We want real people, not bots or peolple who were paid to do something. Gaining REAL fans takes time, consistency and a lot of awesome content & personality. 

Awesome article! 

ssamele
Posted on February 2nd 2012 at 7:35PM

Hello Steve and thank you for the article.

It's funny, we all have to do that dance that has us two-stepping between prevalent social jargon and boardroom metrics (social media is a silver bullet / # of Fans/Followers) and the direction we'd like to lead them (social marketing takes time / we are all publishers / authenticity of the online connection). So, NO, size doesn't matter. But yet it kinda does. If they're comfortable with #s as evidence of some measure of success, then that's where we have to start. From there, we can show them the ways digital connections help us get found, connect us (eventually) to subject expertise, and ultimately help us better spread the stories we are teliing. If the fans are true, then really, the more the merrier! 

Real numbers help. If for example, you want to offer up a bit of enticing content, like an exclusive video, and you fangate that content, it helps that you already have followers that can help promote the campaign from the inside. 

Thanks again,

Scott

socialnerdia
Posted on February 3rd 2012 at 10:20AM

I agree that numbers should not be our priority and that anyone who focuses solely on numbers is totally missing the mark. That being said though, part of the opportunity in social media is enhanced communications and that means more reach and frequency in a more cost-effective manner. Being able to reach millions through social media  is pretty amazing, but as you said, it is meaningless unless there's substance. We need to see the value in each conversation, each customer, each opportunity to enhance experiences. And we also need to make sure that what we're doing is creating new opportunities and growth because otherwise there might not be as much substance as we think there is. This is why earned + paid + owned is so important. Gotta start with "earned."

Another very important piece is realizing that you can't just throw money at something and not measure its value. Fortunately and unfortunately, the size of social communities is the easiest way to keep track. And let's be honest, if you are doing a good job... people will follow/like you.

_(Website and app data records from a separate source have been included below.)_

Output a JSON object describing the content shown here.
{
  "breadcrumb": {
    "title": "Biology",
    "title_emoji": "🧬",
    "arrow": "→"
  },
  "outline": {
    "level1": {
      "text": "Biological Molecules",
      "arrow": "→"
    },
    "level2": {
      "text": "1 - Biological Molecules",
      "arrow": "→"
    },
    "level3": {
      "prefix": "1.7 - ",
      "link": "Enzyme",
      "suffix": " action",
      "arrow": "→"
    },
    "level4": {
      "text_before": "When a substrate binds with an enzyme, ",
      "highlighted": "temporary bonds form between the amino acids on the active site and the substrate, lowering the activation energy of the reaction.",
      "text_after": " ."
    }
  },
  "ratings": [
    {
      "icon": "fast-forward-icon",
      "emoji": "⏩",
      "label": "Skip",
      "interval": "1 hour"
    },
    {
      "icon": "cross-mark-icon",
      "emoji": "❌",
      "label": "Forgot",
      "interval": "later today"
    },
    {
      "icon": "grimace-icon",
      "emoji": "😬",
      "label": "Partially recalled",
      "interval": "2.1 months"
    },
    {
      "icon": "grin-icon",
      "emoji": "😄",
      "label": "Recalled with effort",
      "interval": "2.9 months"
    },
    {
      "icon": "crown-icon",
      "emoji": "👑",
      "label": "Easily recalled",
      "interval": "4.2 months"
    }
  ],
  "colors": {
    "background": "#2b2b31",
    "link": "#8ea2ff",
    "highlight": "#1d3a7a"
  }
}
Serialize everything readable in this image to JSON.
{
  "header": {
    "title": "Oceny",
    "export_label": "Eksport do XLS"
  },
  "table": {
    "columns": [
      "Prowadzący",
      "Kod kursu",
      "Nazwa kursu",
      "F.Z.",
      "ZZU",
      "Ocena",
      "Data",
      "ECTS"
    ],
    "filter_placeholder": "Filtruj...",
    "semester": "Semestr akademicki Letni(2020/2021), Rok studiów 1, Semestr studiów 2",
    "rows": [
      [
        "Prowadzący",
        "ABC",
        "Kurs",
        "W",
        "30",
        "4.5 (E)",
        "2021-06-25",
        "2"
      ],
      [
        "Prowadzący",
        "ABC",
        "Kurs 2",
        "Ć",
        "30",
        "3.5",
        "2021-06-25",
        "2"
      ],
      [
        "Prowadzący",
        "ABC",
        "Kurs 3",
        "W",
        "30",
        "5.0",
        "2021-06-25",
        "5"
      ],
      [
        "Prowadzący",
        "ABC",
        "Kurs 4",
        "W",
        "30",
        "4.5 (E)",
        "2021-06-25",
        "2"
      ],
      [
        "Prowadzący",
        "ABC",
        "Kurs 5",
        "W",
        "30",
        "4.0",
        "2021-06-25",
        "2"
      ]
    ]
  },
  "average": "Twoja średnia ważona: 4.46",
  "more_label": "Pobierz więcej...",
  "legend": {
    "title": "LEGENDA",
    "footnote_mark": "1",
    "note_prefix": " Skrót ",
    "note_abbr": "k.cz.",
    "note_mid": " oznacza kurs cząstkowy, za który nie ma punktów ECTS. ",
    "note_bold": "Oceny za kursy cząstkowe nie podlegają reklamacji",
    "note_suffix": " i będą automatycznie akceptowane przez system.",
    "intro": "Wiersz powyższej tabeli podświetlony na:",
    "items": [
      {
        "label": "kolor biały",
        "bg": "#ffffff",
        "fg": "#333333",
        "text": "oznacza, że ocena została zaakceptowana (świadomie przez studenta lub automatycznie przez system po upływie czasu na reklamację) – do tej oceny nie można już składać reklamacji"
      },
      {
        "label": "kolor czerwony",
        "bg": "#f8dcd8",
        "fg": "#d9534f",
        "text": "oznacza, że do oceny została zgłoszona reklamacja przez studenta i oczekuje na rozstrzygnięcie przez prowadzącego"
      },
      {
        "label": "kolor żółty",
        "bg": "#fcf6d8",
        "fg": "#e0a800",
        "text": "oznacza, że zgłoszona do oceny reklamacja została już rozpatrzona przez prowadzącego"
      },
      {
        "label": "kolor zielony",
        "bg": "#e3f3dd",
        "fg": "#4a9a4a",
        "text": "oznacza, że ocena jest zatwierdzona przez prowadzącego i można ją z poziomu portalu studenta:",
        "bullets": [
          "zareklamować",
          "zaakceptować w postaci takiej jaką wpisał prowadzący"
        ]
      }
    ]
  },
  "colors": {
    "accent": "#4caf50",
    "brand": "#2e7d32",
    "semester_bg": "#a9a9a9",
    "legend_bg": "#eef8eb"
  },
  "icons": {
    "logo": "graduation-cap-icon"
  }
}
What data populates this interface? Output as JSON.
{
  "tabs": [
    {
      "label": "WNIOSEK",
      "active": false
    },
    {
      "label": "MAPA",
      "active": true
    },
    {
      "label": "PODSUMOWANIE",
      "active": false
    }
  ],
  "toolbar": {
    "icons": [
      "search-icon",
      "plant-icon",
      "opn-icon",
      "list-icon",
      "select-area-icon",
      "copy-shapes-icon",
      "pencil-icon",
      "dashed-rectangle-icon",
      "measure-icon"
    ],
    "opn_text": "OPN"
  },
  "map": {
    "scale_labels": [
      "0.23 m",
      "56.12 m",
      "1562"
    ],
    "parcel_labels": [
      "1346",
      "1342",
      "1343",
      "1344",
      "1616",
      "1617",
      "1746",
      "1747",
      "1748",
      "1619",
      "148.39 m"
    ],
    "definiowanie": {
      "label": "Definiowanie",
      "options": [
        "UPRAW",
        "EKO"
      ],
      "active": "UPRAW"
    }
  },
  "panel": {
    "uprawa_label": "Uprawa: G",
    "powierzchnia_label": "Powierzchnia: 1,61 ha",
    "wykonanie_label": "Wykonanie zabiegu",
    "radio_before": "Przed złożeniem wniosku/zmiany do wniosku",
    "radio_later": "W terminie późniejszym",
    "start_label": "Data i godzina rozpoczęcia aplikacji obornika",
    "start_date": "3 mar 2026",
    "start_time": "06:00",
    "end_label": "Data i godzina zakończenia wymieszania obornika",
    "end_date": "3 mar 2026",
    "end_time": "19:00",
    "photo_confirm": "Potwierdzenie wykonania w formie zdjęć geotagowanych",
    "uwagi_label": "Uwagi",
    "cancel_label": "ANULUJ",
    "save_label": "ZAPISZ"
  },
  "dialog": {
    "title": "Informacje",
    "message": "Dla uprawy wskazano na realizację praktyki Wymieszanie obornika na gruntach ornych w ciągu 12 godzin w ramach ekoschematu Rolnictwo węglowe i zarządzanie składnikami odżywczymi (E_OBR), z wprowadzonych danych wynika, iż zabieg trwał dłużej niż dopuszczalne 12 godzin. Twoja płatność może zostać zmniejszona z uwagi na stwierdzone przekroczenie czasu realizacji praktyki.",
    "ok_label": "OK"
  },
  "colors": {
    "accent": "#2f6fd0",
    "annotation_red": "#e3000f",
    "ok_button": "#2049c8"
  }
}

Size definitely matters but it's only a way to measure and to get to real goals like awareness, conversations, and relationships. 

Dianne Bayley
Posted on February 6th 2012 at 7:58AM

A business associate recently paid a LARGE sum of money for "10 000 likes". In managing his Facebook page, one sees that the "likes" are the wrong demographic altogether for his service, so every time a new post is made on Facebook, "likes" drop off. The associate (having listened to the "bigger is better" spin doctors) now believes that "social media doesn't work". Any helpful hints (besides sending him this article and comments) to get him back on track? Great article - thank you.